Offer to accompany them to events or gatherings if they feel comfortable attending. Alternatively, suggest other ways to honor their loved one's memory, like visiting their grave, creating a memorial, or participating in a charity event. Be sensitive to their needs and provide them with options that allow them to navigate these difficult moments in a way that feels right for them. Just as importantly, accept "no" if they don't feel up for it. They might not always feel up to being around people, and it's okay for them to sit one out.
Providing emotional support and being a good listener
You can provide valuable support by being a good listener. Create a safe environment where they feel comfortable expressing their emotions without fear of judgment. Avoid trying to offer solutions or "fix" their pain; instead, validate their emotions and offer your presence. Listen attentively and allow them to share their memories, thoughts, and feelings. Offer gentle prompts or follow-up questions to encourage them to open up further. Sometimes, just being there and holding space for their pain can be enough. Remember, silence can be powerful, and your mere presence can be a source of comfort and solace
Self-care when supporting someone who is grieving
Supporting someone who is grieving can be emotionally draining. It's crucial to prioritize self-care. Take time to recharge and process your emotions. Seek support from friends, family, or a therapist to help you navigate your own feelings. Engage in activities that bring you joy and relaxation, and set healthy boundaries to prevent burnout.
The power of empathy and compassion in supporting those who have lost a loved one
Supporting someone who is mourning is a delicate balancing act. You want to let them know you’re there for them but not say insensitive things that make them feel more isolated and hurt. Remember that you cannot fix or take away the pain of the grieving person, but you can offer your support and understanding. By taking care of yourself, you ensure that you are in the best position to provide the support they need.

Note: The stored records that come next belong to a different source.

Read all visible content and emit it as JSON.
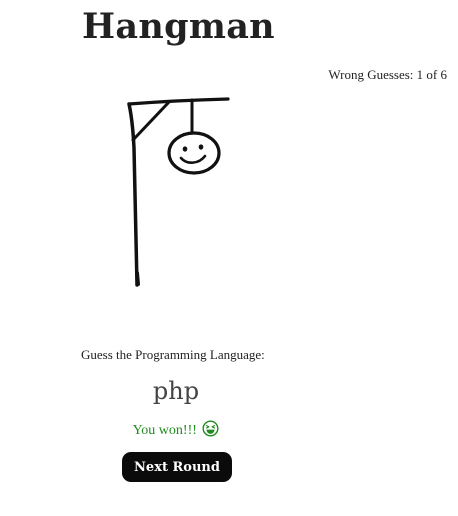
{
  "game": {
    "title": "Hangman",
    "wrong_guesses_text": "Wrong Guesses: 1 of 6",
    "wrong_guesses": 1,
    "max_wrong_guesses": 6
  },
  "puzzle": {
    "prompt": "Guess the Programming Language:",
    "word": "php"
  },
  "result": {
    "message": "You won!!!",
    "emoji_icon": "grinning-squint-face-icon"
  },
  "actions": {
    "next_round_label": "Next Round"
  },
  "colors": {
    "text": "#222222",
    "win_text": "#1f8a1f",
    "button_bg": "#0b0b0b",
    "button_text": "#ffffff"
  }
}
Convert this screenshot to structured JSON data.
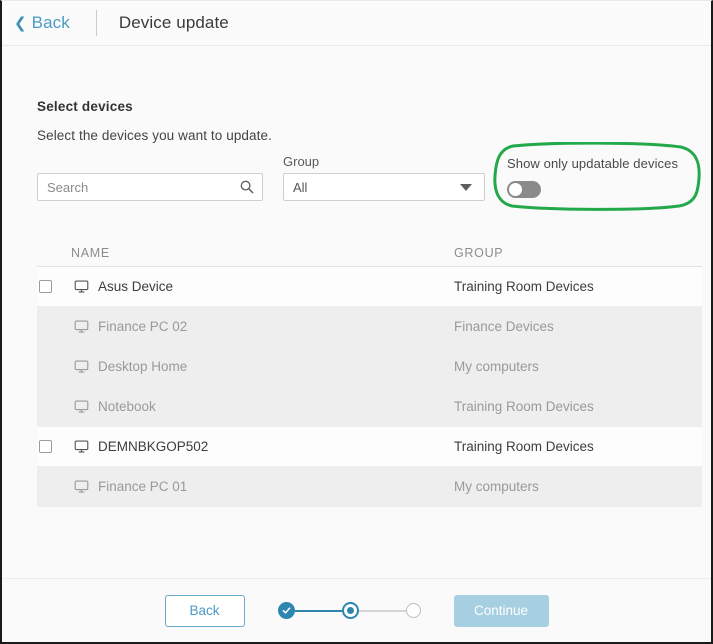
{
  "header": {
    "back_label": "Back",
    "back_icon": "chevron-left-icon",
    "title": "Device update"
  },
  "main": {
    "section_title": "Select devices",
    "section_subtitle": "Select the devices you want to update."
  },
  "filters": {
    "search": {
      "placeholder": "Search",
      "value": "",
      "icon": "search-icon"
    },
    "group": {
      "label": "Group",
      "selected": "All",
      "options": [
        "All"
      ],
      "icon": "chevron-down-icon"
    },
    "updatable_toggle": {
      "label": "Show only updatable devices",
      "state": "off"
    }
  },
  "annotation": {
    "shape": "ellipse-highlight",
    "color": "#23a94a",
    "target": "Show only updatable devices"
  },
  "table": {
    "columns": [
      "NAME",
      "GROUP"
    ],
    "rows": [
      {
        "name": "Asus Device",
        "group": "Training Room Devices",
        "selectable": true,
        "checked": false
      },
      {
        "name": "Finance PC 02",
        "group": "Finance Devices",
        "selectable": false,
        "checked": false
      },
      {
        "name": "Desktop Home",
        "group": "My computers",
        "selectable": false,
        "checked": false
      },
      {
        "name": "Notebook",
        "group": "Training Room Devices",
        "selectable": false,
        "checked": false
      },
      {
        "name": "DEMNBKGOP502",
        "group": "Training Room Devices",
        "selectable": true,
        "checked": false
      },
      {
        "name": "Finance PC 01",
        "group": "My computers",
        "selectable": false,
        "checked": false
      }
    ]
  },
  "footer": {
    "back_label": "Back",
    "continue_label": "Continue",
    "continue_enabled": false,
    "steps": {
      "total": 3,
      "current": 2,
      "completed": 1
    }
  },
  "colors": {
    "accent": "#2e86b0",
    "link": "#4a9bc4",
    "annotation_green": "#23a94a",
    "disabled_row": "#eeeeee"
  }
}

If you think your grieving friend or loved one could use additional, professional support, please have them call me at 661-233-6771.